:: The data

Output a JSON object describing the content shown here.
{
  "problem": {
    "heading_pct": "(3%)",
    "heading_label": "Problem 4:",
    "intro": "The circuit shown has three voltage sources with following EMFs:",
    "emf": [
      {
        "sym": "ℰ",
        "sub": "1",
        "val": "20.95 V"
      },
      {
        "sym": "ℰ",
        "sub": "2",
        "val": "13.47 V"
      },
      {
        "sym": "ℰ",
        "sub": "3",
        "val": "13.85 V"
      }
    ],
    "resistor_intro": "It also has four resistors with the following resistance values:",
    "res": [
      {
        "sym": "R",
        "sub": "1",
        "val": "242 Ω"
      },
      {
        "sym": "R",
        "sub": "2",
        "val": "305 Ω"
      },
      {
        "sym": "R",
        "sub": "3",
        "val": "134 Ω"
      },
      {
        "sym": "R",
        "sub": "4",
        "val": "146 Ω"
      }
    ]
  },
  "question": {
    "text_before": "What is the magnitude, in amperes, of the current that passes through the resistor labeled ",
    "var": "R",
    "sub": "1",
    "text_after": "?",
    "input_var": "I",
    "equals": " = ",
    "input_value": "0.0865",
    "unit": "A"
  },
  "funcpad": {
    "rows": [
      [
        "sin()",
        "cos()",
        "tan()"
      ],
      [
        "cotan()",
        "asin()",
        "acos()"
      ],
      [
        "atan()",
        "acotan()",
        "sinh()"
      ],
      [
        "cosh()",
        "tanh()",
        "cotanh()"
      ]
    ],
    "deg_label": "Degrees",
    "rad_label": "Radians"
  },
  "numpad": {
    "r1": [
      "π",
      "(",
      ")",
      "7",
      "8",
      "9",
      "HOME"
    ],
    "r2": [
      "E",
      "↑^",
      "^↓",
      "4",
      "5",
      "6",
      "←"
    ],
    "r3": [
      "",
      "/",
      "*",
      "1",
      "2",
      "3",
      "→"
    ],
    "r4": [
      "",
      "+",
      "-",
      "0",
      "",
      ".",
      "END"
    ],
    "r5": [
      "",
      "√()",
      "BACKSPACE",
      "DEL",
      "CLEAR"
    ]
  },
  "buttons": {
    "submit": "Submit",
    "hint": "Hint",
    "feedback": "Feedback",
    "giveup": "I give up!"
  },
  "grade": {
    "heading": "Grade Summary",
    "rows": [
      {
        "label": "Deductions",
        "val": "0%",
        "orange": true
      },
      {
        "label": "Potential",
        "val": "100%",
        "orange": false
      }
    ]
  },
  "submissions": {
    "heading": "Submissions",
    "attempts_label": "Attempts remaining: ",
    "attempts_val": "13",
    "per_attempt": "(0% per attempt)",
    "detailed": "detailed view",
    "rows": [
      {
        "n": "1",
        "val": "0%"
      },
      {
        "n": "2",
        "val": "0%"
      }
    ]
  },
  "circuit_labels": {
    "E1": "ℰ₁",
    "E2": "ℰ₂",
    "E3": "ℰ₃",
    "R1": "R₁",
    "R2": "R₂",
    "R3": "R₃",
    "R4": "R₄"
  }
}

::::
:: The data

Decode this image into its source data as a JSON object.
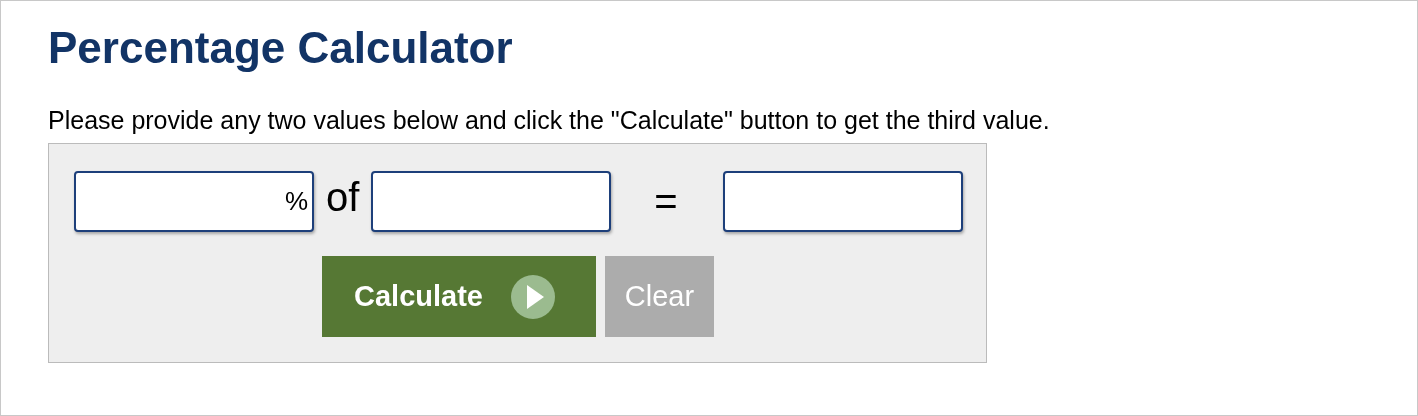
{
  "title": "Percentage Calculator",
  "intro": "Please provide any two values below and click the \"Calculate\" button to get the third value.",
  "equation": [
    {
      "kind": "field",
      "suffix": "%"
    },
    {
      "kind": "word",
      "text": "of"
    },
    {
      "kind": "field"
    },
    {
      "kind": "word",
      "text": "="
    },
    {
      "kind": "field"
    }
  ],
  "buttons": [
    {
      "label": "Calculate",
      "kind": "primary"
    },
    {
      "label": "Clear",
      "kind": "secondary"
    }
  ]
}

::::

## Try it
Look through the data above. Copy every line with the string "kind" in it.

## Exercise response
      "kind": "field",
      "kind": "word",
      "kind": "field"
      "kind": "word",
      "kind": "field"
      "kind": "primary"
      "kind": "secondary"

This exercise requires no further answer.